major legal institutions, the monarch, national television networks and national
newspapers. Centre of business, banking and transport network. The original walled city
of London was quite small. The government was in the close city of Westminster.
Today, both are two areas of Central London, known as the square mile or, most
popularly, the City. Two other popular areas of London are the West End and the East
The West End is known for its many theatres, cinemas and expensive shops (posh
district). The East End is known as the poorest residential area of central London.
Cultural and racial variety is enormous in London. More than 300 languages are spoken
there and its restaurants offer cuisine from more than 70 different countries.

Southern England and the Midlands

The county of Kent is known as the Garden of England. No heavy industry (trade,
services and light manufacturing). Did
not suffer the slow economic decline
that affected other parts of England.
(circle = Wales)
The West Country is well-known for its

rural beauty, especially so the south-west

peninsula, with its rocky coasts and numerous
small bays and wild moorlands such as Exmoor

Dartmoor (Lands End).

East Anglia is comparatively rural. Part of this

region known as the Fens has been reclaimed
from the sea, and much of it has a very watery,
misty feeling to it.

Midlands of England, mostly an industrial area.
The area south of Manchester is known as the
Potteries. MAJOR CITIES in the mid-lands:
Birmingham, Nottingham (Robin Hood) and

Northern England
Large deposits of coal

and iron in the Pennine Mountains

allowed these areas to

lead the Industrial Revolution.


North: Liverpool, Manchester and

The North of England

is identified with the noisy, dirty

factories that symbolize

the Industrial Revolution. But the

achievements of these

new industrial towns also induced
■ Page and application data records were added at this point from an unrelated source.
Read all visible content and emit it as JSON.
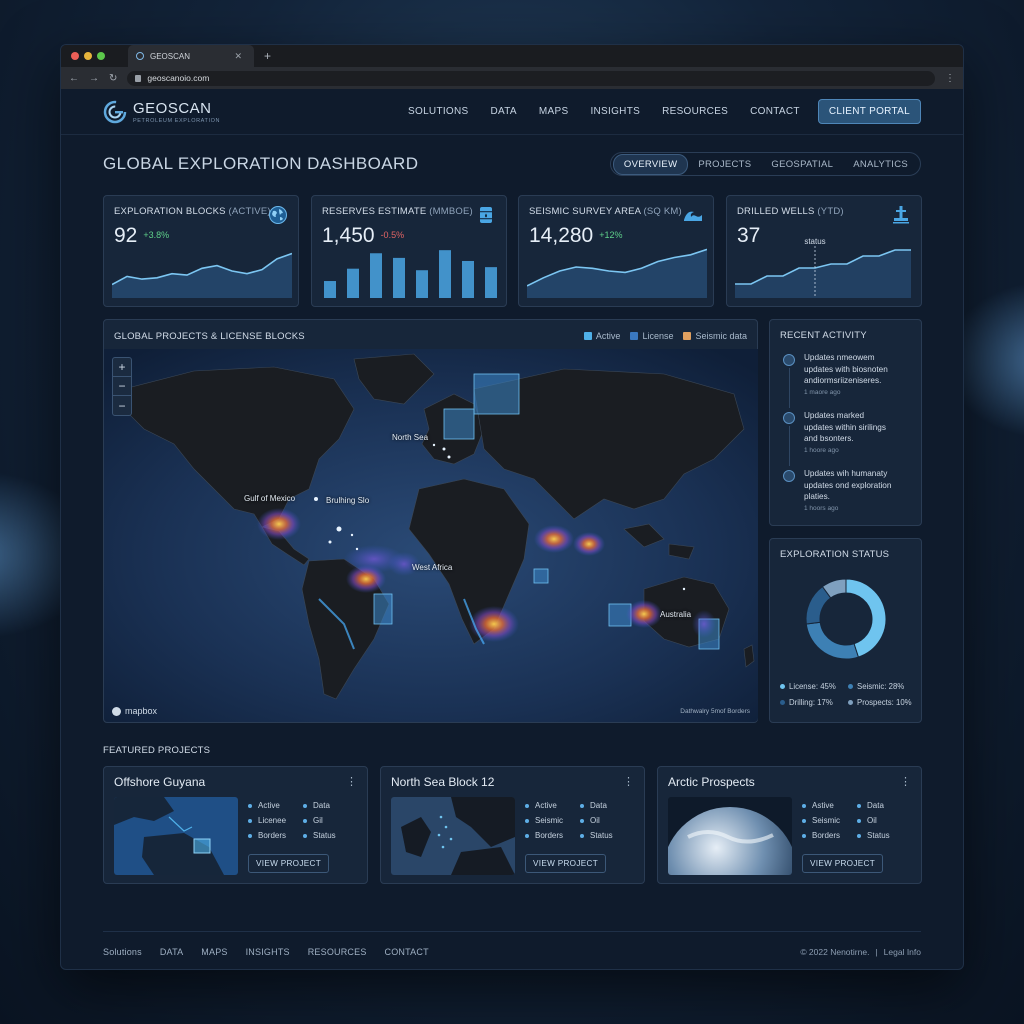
{
  "browser": {
    "tab_title": "GEOSCAN",
    "url": "geoscanoio.com",
    "traffic_colors": [
      "#ec5f57",
      "#e6b43c",
      "#5cc84b"
    ]
  },
  "header": {
    "brand": "GEOSCAN",
    "tagline": "PETROLEUM EXPLORATION",
    "nav": [
      "SOLUTIONS",
      "DATA",
      "MAPS",
      "INSIGHTS",
      "RESOURCES",
      "CONTACT"
    ],
    "portal_label": "CLIENT PORTAL"
  },
  "page": {
    "title": "GLOBAL EXPLORATION DASHBOARD",
    "tabs": [
      "OVERVIEW",
      "PROJECTS",
      "GEOSPATIAL",
      "ANALYTICS"
    ],
    "active_tab": "OVERVIEW"
  },
  "kpis": [
    {
      "label": "EXPLORATION BLOCKS",
      "unit": "(ACTIVE)",
      "value": "92",
      "delta": "+3.8%",
      "trend": "up",
      "icon": "globe-icon",
      "sparkline": [
        20,
        32,
        28,
        30,
        36,
        34,
        44,
        48,
        40,
        36,
        42,
        58,
        66
      ]
    },
    {
      "label": "RESERVES ESTIMATE",
      "unit": "(MMBOE)",
      "value": "1,450",
      "delta": "-0.5%",
      "trend": "down",
      "icon": "oil-barrel-icon",
      "bars": [
        22,
        38,
        58,
        52,
        36,
        62,
        48,
        40
      ]
    },
    {
      "label": "SEISMIC SURVEY AREA",
      "unit": "(SQ KM)",
      "value": "14,280",
      "delta": "+12%",
      "trend": "up",
      "icon": "wave-icon",
      "sparkline": [
        18,
        30,
        40,
        46,
        44,
        40,
        38,
        44,
        54,
        60,
        64,
        72
      ]
    },
    {
      "label": "DRILLED WELLS",
      "unit": "(YTD)",
      "value": "37",
      "delta": "",
      "trend": "none",
      "icon": "drill-rig-icon",
      "annotation": "status",
      "steps": [
        14,
        14,
        22,
        22,
        30,
        30,
        34,
        34,
        42,
        42,
        48,
        48
      ]
    }
  ],
  "map": {
    "title": "GLOBAL PROJECTS & LICENSE BLOCKS",
    "legend": [
      {
        "label": "Active",
        "color": "#4fb0e8"
      },
      {
        "label": "License",
        "color": "#3a78c0"
      },
      {
        "label": "Seismic data",
        "color": "#e0a060"
      }
    ],
    "labels": [
      "North Sea",
      "Gulf of Mexico",
      "Brulhing Slo",
      "West Africa",
      "Australia"
    ],
    "brand": "mapbox",
    "attribution": "Dathwalry 5mof Borders"
  },
  "activity": {
    "title": "RECENT ACTIVITY",
    "items": [
      {
        "line1": "Updates nmeowem",
        "line2": "updates with biosnoten",
        "line3": "andiormsriizeniseres.",
        "time": "1 maore ago"
      },
      {
        "line1": "Updates marked",
        "line2": "updates within sirilings",
        "line3": "and bsonters.",
        "time": "1 hoore ago"
      },
      {
        "line1": "Updates wih humanaty",
        "line2": "updates ond exploration",
        "line3": "platies.",
        "time": "1 hoors ago"
      }
    ]
  },
  "status": {
    "title": "EXPLORATION STATUS",
    "slices": [
      {
        "label": "License",
        "value": 45,
        "text": "License: 45%",
        "color": "#6fc4ef"
      },
      {
        "label": "Seismic",
        "value": 28,
        "text": "Seismic: 28%",
        "color": "#3d80b4"
      },
      {
        "label": "Drilling",
        "value": 17,
        "text": "Drilling: 17%",
        "color": "#2a5d8c"
      },
      {
        "label": "Prospects",
        "value": 10,
        "text": "Prospects: 10%",
        "color": "#7fa0bf"
      }
    ]
  },
  "featured": {
    "title": "FEATURED PROJECTS",
    "projects": [
      {
        "name": "Offshore Guyana",
        "meta": [
          "Active",
          "Data",
          "Licenee",
          "Gil",
          "Borders",
          "Status"
        ],
        "button": "VIEW PROJECT"
      },
      {
        "name": "North Sea Block 12",
        "meta": [
          "Active",
          "Data",
          "Seismic",
          "Oil",
          "Borders",
          "Status"
        ],
        "button": "VIEW PROJECT"
      },
      {
        "name": "Arctic Prospects",
        "meta": [
          "Astive",
          "Data",
          "Seismic",
          "Oil",
          "Borders",
          "Status"
        ],
        "button": "VIEW PROJECT"
      }
    ]
  },
  "footer": {
    "links": [
      "Solutions",
      "DATA",
      "MAPS",
      "INSIGHTS",
      "RESOURCES",
      "CONTACT"
    ],
    "copyright": "© 2022 Nenotirne.",
    "legal": "Legal Info"
  }
}
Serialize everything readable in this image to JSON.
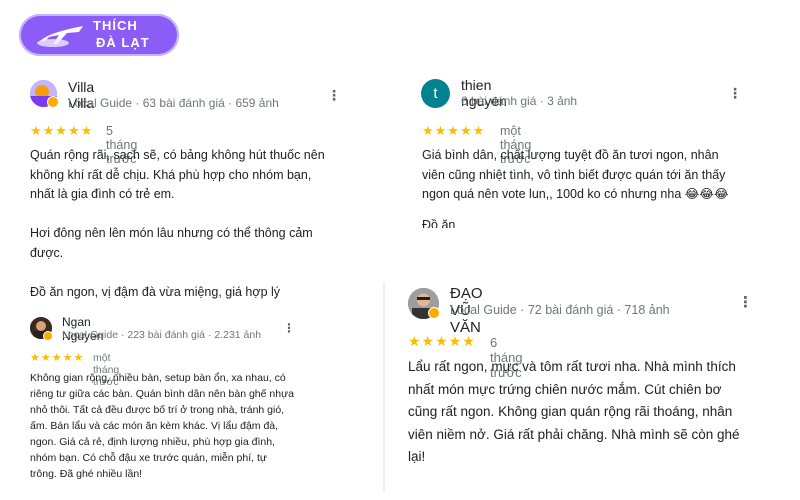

a feeling of civic pride

in their inhabitants. The decline in


however, hit the industrial north


hard. The level of unemployment is higher than in the rest of the country. Having said
that, the North of England is also characterized by breathtaking scenery. As The York
Moors (Wuthering Heights) and The Lake District.

Three fairly clearly marked regions: southern uplands, central plain and the highlands.
In the late 20th century, this region had many of the same difficulties as the industrial
north of England, although the North Sea oil industry helped to keep unemployment
down. Glasgow is associated with heavy industry, some of the worst housing conditions
in Britain and strong artistic heritage. It was European capital of culture in 1990. It has
received many immigrants from Ireland, so there is an echo of the same divisions in the
community as they exist in Northern Ireland.

Edinburgh, the capital, is smaller than Glasgow. It is associated with scholarship, the
law and administration. The annual Edinburgh Festival of the Arts is internationally

Most people in Wales live in one small part of it, the
south-east country, which had major coal mines now
almost entirely extinct. CAPITAL CITY: Cardiff.

Northern Ireland
With the exception of Belfast, famous for its manufacture
of Linen and a shipbuilding city, this region is largely agricultural
and has several areas of spectacular natural beauty (The Giants